What we are seeking is a viable future for the Sky Blues. Given that an offer was already on the table, it was a completely improper use of taxpayers’ money for the Council to take on ACL’s £14 million debt money at a time when the council were cutting jobs and services. There was absolutely no commercial or moral basis for doing this.
By providing state aid then any incentive for ACL to accept a market rate for the club's use of the stadium has disappeared and this has led directly to the club moving to its own stadium.
These are the questions we think need to be answered:
• Why did the Council reject a deal which would have seen ACL debt free and the Club staying in the Stadium and instead chose to use £14m of taxpayers’ money to bail it out?
There is no commercial logic to this decision which is why we believe it was for an ulterior motive to unlawfully wrest control of the club from Sisu.
• Why have we put CCFC Limited into Administration?
We simply couldn’t afford to continue paying ACL the levels of rent they were demanding because it is more than the income the club receives. We negotiated in good faith to then find that the council had plans to force us out of the city. ACL issued the administration order as part of this plan. Having read the ACL proposed administrator’s proposal, which included a radical chopping of jobs at the club and non-payment of players then Sisu moved to pre-empt the administration. We have put forward proposals to the Administrator which would be seen all creditors at the date of the Administration paid in full, including ACL.
• Are you moving the club to a venue outside Coventry?
No. We fully intend to build a new stadium in the Coventry area.

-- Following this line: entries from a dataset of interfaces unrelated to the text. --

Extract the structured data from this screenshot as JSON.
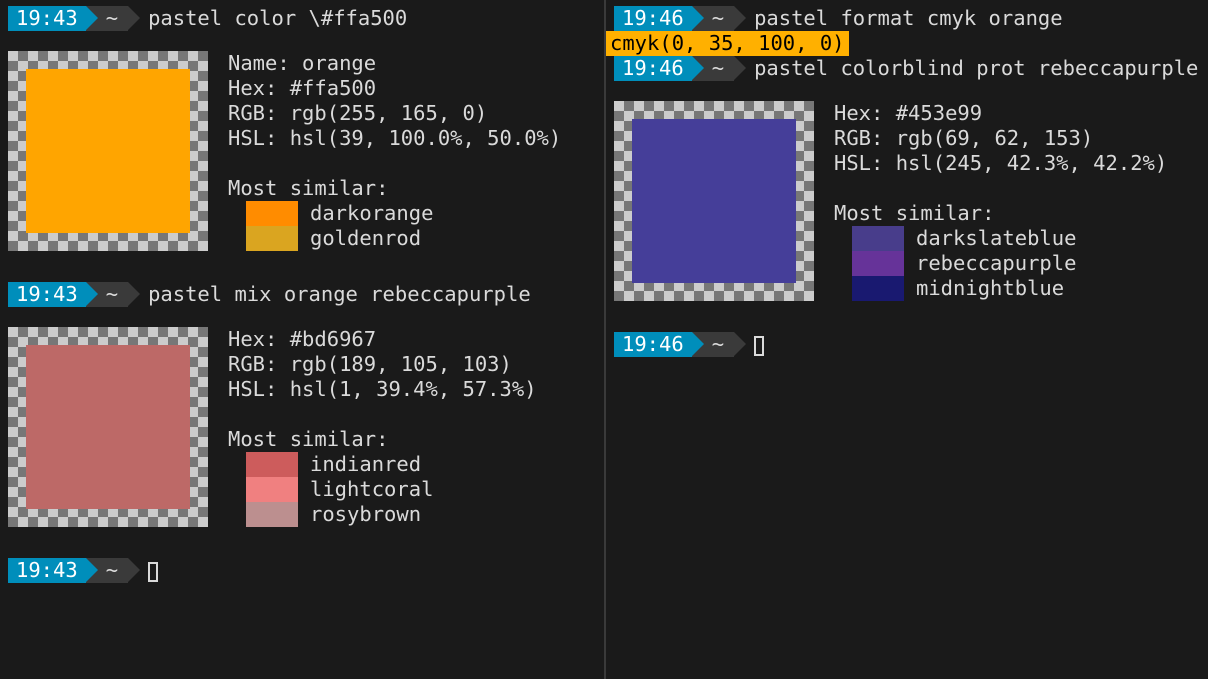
{
  "left": {
    "entries": [
      {
        "time": "19:43",
        "path": "~",
        "cmd": "pastel color \\#ffa500",
        "output": {
          "swatch_color": "#ffa500",
          "lines": [
            "Name: orange",
            "Hex: #ffa500",
            "RGB: rgb(255, 165, 0)",
            "HSL: hsl(39, 100.0%, 50.0%)"
          ],
          "similar_heading": "Most similar:",
          "similar": [
            {
              "name": "darkorange",
              "color": "#ff8c00"
            },
            {
              "name": "goldenrod",
              "color": "#daa520"
            }
          ]
        }
      },
      {
        "time": "19:43",
        "path": "~",
        "cmd": "pastel mix orange rebeccapurple",
        "output": {
          "swatch_color": "#bd6967",
          "lines": [
            "Hex: #bd6967",
            "RGB: rgb(189, 105, 103)",
            "HSL: hsl(1, 39.4%, 57.3%)"
          ],
          "similar_heading": "Most similar:",
          "similar": [
            {
              "name": "indianred",
              "color": "#cd5c5c"
            },
            {
              "name": "lightcoral",
              "color": "#f08080"
            },
            {
              "name": "rosybrown",
              "color": "#bc8f8f"
            }
          ]
        }
      },
      {
        "time": "19:43",
        "path": "~",
        "cursor": true
      }
    ]
  },
  "right": {
    "entries": [
      {
        "time": "19:46",
        "path": "~",
        "cmd": "pastel format cmyk orange",
        "text_output": "cmyk(0, 35, 100, 0)"
      },
      {
        "time": "19:46",
        "path": "~",
        "cmd": "pastel colorblind prot rebeccapurple",
        "output": {
          "swatch_color": "#453e99",
          "lines": [
            "Hex: #453e99",
            "RGB: rgb(69, 62, 153)",
            "HSL: hsl(245, 42.3%, 42.2%)"
          ],
          "similar_heading": "Most similar:",
          "similar": [
            {
              "name": "darkslateblue",
              "color": "#483d8b"
            },
            {
              "name": "rebeccapurple",
              "color": "#663399"
            },
            {
              "name": "midnightblue",
              "color": "#191970"
            }
          ]
        }
      },
      {
        "time": "19:46",
        "path": "~",
        "cursor": true
      }
    ]
  }
}
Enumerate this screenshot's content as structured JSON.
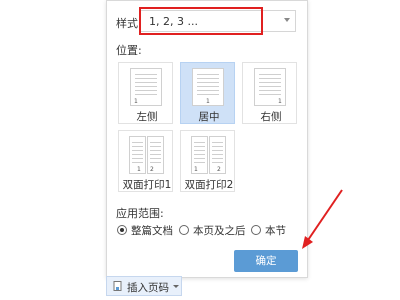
{
  "style": {
    "label": "样式:",
    "value": "1, 2, 3 ..."
  },
  "position": {
    "label": "位置:",
    "options": [
      {
        "label": "左侧",
        "num": "1"
      },
      {
        "label": "居中",
        "num": "1",
        "selected": true
      },
      {
        "label": "右侧",
        "num": "1"
      },
      {
        "label": "双面打印1",
        "nums": [
          "1",
          "2"
        ]
      },
      {
        "label": "双面打印2",
        "nums": [
          "1",
          "2"
        ]
      }
    ]
  },
  "scope": {
    "label": "应用范围:",
    "options": [
      "整篇文档",
      "本页及之后",
      "本节"
    ],
    "selected": "整篇文档"
  },
  "ok_button": "确定",
  "taskbar": {
    "label": "插入页码"
  },
  "colors": {
    "accent": "#5b9bd5",
    "selected_tile": "#cfe1f7",
    "highlight": "#e02020"
  }
}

We are Coventry City after all. This will be a stadium for the fans to be proud of and importantly a stadium to call home.